Although men dominate the top ten richest people in the world, women are certainly not excluded from the Forbes list of billionaires. Of the 2,043 people identified by Forbes as billionaires in 2017, a record 227 are women. Let’s take a tool at who the richest women are and start with number 10.
10. Charlene de Carvalho-Heineken
After inheriting a 23 percent controlling stake in the Heineken brewing company from her father Freddy, the Dutch Ms. deCarvalho-Heineken has a net worth of 12.6 billion dollars. Her husband, Michael, is an investment banker, so the family likely has a good handle on their fortune.
9. Iris Fontbona
After dying in 2005, Ms. Fontbona’s husband Adnronico Luksic left his mining business to his wife and three sons to manage. The Chilean copper mines they own bring her net worth to 13. 7 billion dollars. Other monetary interests she has are in banking, manufacturing, energy, manufacturing, port services, and beer.
8. Abigail Johnson
When your grandfather founds one of the largest mutual funds in the world, money management is in your blood. Ms. Johnson owns a 24 percent stake in the firm and serves as its CEO and Chairman. Her net worth comes in at 14.4 billion dollars, and she is the second youngest person on this list at 55 years old. Not too bad
7. Gina Rinehart
Another person whose fortune comes from mining, Ms. Rinehart is also the richest Australian citizen. The daughter of iron-ore explorer Lang Hancock, Ms. Rinehart inherited a bankrupt company which she turned around to bring her net worth to 15 billion dollars thanks to a joint venture with Rio Tinto. Other money comes in from a stake in the Ten television network along with wagyu cattle. She is the true definition of a self made in the richest women list.
6. Laurene Powell Jobs

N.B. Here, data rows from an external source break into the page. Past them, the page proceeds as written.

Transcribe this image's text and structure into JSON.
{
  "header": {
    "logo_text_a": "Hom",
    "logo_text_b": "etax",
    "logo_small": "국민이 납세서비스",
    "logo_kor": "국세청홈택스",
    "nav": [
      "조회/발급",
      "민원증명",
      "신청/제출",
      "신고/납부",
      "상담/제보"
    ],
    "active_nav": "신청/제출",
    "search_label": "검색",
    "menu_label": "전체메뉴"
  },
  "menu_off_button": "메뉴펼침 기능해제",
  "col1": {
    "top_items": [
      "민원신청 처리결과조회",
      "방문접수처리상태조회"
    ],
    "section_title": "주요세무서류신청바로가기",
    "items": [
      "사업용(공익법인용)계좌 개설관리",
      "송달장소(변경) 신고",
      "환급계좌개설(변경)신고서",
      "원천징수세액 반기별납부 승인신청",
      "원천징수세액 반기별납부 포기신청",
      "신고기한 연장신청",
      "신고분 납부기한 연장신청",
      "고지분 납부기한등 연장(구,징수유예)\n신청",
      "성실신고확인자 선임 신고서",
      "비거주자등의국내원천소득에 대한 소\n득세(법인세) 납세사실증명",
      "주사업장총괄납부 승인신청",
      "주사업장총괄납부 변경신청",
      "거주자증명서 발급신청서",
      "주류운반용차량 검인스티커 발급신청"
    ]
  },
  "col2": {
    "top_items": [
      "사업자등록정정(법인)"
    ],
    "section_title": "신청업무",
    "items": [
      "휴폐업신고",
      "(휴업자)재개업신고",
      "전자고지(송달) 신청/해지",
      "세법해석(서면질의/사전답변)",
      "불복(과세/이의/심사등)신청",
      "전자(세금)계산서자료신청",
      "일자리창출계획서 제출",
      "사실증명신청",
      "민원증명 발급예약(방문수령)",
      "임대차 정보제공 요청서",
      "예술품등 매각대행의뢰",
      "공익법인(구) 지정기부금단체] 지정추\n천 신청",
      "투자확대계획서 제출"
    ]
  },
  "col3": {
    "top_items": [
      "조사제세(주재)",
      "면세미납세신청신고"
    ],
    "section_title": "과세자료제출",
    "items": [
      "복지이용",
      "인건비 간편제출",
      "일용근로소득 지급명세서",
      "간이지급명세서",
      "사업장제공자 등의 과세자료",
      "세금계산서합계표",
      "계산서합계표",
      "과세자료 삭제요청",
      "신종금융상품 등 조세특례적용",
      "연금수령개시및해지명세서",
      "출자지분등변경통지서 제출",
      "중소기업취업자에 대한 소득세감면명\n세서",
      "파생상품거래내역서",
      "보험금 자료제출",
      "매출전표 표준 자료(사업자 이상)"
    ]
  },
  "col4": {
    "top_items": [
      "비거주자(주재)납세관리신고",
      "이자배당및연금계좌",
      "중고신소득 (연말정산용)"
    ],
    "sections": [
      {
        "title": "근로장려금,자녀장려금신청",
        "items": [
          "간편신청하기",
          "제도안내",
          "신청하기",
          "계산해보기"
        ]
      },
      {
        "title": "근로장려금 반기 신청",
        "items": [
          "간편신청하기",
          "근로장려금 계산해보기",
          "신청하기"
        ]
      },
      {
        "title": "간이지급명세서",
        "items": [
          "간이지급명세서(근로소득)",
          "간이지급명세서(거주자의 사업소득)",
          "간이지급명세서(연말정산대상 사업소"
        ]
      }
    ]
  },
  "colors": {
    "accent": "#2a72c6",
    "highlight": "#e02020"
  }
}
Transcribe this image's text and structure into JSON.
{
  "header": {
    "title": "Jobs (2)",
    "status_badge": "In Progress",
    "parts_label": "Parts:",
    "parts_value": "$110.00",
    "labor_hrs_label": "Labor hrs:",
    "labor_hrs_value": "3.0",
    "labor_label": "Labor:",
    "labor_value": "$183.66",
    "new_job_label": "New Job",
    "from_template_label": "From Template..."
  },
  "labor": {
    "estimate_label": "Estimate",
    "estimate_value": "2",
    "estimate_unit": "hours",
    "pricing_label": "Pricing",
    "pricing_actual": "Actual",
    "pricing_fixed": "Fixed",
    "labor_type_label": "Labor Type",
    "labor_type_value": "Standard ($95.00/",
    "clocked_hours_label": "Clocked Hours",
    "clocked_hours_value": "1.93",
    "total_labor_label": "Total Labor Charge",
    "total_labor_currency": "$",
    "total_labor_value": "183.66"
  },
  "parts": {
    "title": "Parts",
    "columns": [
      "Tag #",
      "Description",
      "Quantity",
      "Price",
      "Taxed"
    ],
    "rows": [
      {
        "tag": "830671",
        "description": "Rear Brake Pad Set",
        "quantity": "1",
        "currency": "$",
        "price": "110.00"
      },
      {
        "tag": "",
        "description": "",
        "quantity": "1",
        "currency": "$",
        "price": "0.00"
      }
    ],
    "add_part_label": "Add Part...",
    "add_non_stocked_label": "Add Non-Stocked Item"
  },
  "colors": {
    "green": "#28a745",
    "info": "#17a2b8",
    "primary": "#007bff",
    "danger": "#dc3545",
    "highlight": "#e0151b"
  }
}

The 53-year-old widow of Apple co-founder Steve Jobs is the youngest woman on this list. Her net worth of 20 billion dollars also comes from a 4 percent stake in Disney. While she is not actively engaged with either company, Ms. Jobs does serve as the founder and chair of the Emerson Collective and co-founded College Track. Both programs work with disadvantaged students.
5. Susanne Kaltten
Another 55-year-old, Ms. Klatten inherited BMW from her parents Herbert and Johanna Quandt. With her MBA and a background in economics, Ms. Klatten has taken the company private after selling the pharmaceutical business for 6 billion dollars. Owning a 100 percent stake in the business brings her net worth to 20.4 billion
4. Maria Franca Fissolo
Ms. Fissolo can attribute her 25.2 billion dollars to Nutella, Kinder chocolates and Tic-Tac mints. Her late husband, Michele Ferrero, built the Ferrero Group into one of the largest sweets manufacturers after his father Pietro started the company during World War II.
3. Jacqueline Mars
Candy definitely pays as the next woman on this list also attributes her fortune of 27 billion dollars to chocolate and other sweets. Ms. Mars owns a third of the world’s largest candy maker and served on its board until 2016. She now spends her time on philanthropic interests and serves on the board of the Smithsonian and National Archives in the United States.
2. Alice Walton
The only daughter of Wal-Mart founder Sam Walton, Ms. Walton did not go into the family business like her brothers. Instead, she focused on curating art. In 2011, she opened the Crystal Bridges Museum in Bentonville, AK which holds works from the likes of Andy Warhol and Norman Rockwell. While her art collection has a value worth hundreds of millions, her net worth is 33.8 billion dollars.
1. Liliane Bettencourt
The oldest woman on this list is also the 14th richest person in the world. At 94 Ms. Bettencourt owns 33 percent of L’Oréal, the cosmetics company founded by her father, Eugene Shueller. After being diagnosed with dementia, her grandson replaced her on L’Oréal’s board in 2012. She is the richest women we could find.
As with all fortunes, the net worth of the richest women fluctuate as the markets ebb and flow. One common thread among everyone on this list is their penchant for hard work. Like their husbands and fathers, all of them played a significant role in helping amass, and maintain, their wealth while still finding ways to use it to do good for others.